[Exercise material — start]

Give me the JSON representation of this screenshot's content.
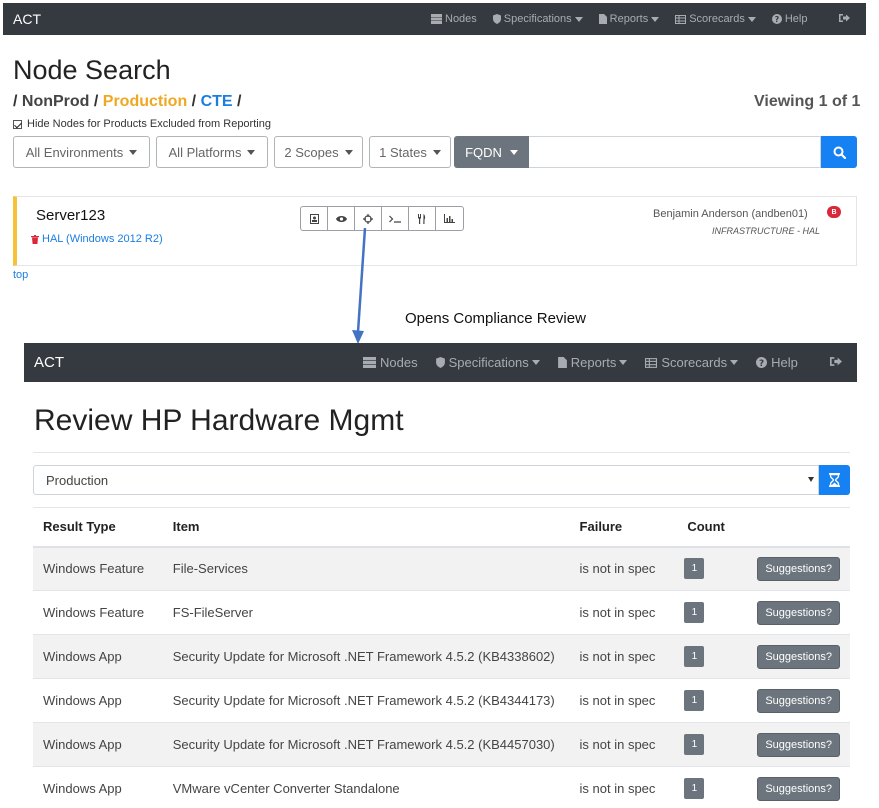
{
  "nav_top": {
    "brand": "ACT",
    "items": [
      {
        "label": "Nodes",
        "icon": "server-icon",
        "dropdown": false
      },
      {
        "label": "Specifications",
        "icon": "shield-icon",
        "dropdown": true
      },
      {
        "label": "Reports",
        "icon": "file-icon",
        "dropdown": true
      },
      {
        "label": "Scorecards",
        "icon": "table-icon",
        "dropdown": true
      },
      {
        "label": "Help",
        "icon": "question-circle-icon",
        "dropdown": false
      }
    ],
    "logout_icon": "sign-out-icon"
  },
  "search_page": {
    "title": "Node Search",
    "breadcrumb": [
      {
        "label": "NonProd",
        "color": "#444444"
      },
      {
        "label": "Production",
        "color": "#f0a823"
      },
      {
        "label": "CTE",
        "color": "#1d7ee0"
      }
    ],
    "viewing": "Viewing 1 of 1",
    "hide_nodes_label": "Hide Nodes for Products Excluded from Reporting",
    "hide_nodes_checked": true,
    "filters": [
      "All Environments",
      "All Platforms",
      "2 Scopes",
      "1 States"
    ],
    "search_type": "FQDN",
    "search_value": "",
    "search_icon": "search-icon"
  },
  "node": {
    "name": "Server123",
    "platform": "HAL (Windows 2012 R2)",
    "owner": "Benjamin Anderson (andben01)",
    "org": "INFRASTRUCTURE - HAL",
    "badge": "B",
    "action_icons": [
      "id-card-icon",
      "eye-icon",
      "crosshairs-icon",
      "terminal-icon",
      "utensils-icon",
      "bar-chart-icon"
    ]
  },
  "top_link": "top",
  "annotation": "Opens Compliance Review",
  "nav_second": {
    "brand": "ACT",
    "items": [
      {
        "label": "Nodes",
        "icon": "server-icon",
        "dropdown": false
      },
      {
        "label": "Specifications",
        "icon": "shield-icon",
        "dropdown": true
      },
      {
        "label": "Reports",
        "icon": "file-icon",
        "dropdown": true
      },
      {
        "label": "Scorecards",
        "icon": "table-icon",
        "dropdown": true
      },
      {
        "label": "Help",
        "icon": "question-circle-icon",
        "dropdown": false
      }
    ],
    "logout_icon": "sign-out-icon"
  },
  "review": {
    "title": "Review HP Hardware Mgmt",
    "environment": "Production",
    "hourglass_icon": "hourglass-icon",
    "columns": [
      "Result Type",
      "Item",
      "Failure",
      "Count"
    ],
    "rows": [
      {
        "type": "Windows Feature",
        "item": "File-Services",
        "failure": "is not in spec",
        "count": "1",
        "action": "Suggestions?"
      },
      {
        "type": "Windows Feature",
        "item": "FS-FileServer",
        "failure": "is not in spec",
        "count": "1",
        "action": "Suggestions?"
      },
      {
        "type": "Windows App",
        "item": "Security Update for Microsoft .NET Framework 4.5.2 (KB4338602)",
        "failure": "is not in spec",
        "count": "1",
        "action": "Suggestions?"
      },
      {
        "type": "Windows App",
        "item": "Security Update for Microsoft .NET Framework 4.5.2 (KB4344173)",
        "failure": "is not in spec",
        "count": "1",
        "action": "Suggestions?"
      },
      {
        "type": "Windows App",
        "item": "Security Update for Microsoft .NET Framework 4.5.2 (KB4457030)",
        "failure": "is not in spec",
        "count": "1",
        "action": "Suggestions?"
      },
      {
        "type": "Windows App",
        "item": "VMware vCenter Converter Standalone",
        "failure": "is not in spec",
        "count": "1",
        "action": "Suggestions?"
      }
    ]
  }
}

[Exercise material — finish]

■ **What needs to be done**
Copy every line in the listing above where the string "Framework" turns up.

■ **Answer section**
        "item": "Security Update for Microsoft .NET Framework 4.5.2 (KB4338602)",
        "item": "Security Update for Microsoft .NET Framework 4.5.2 (KB4344173)",
        "item": "Security Update for Microsoft .NET Framework 4.5.2 (KB4457030)",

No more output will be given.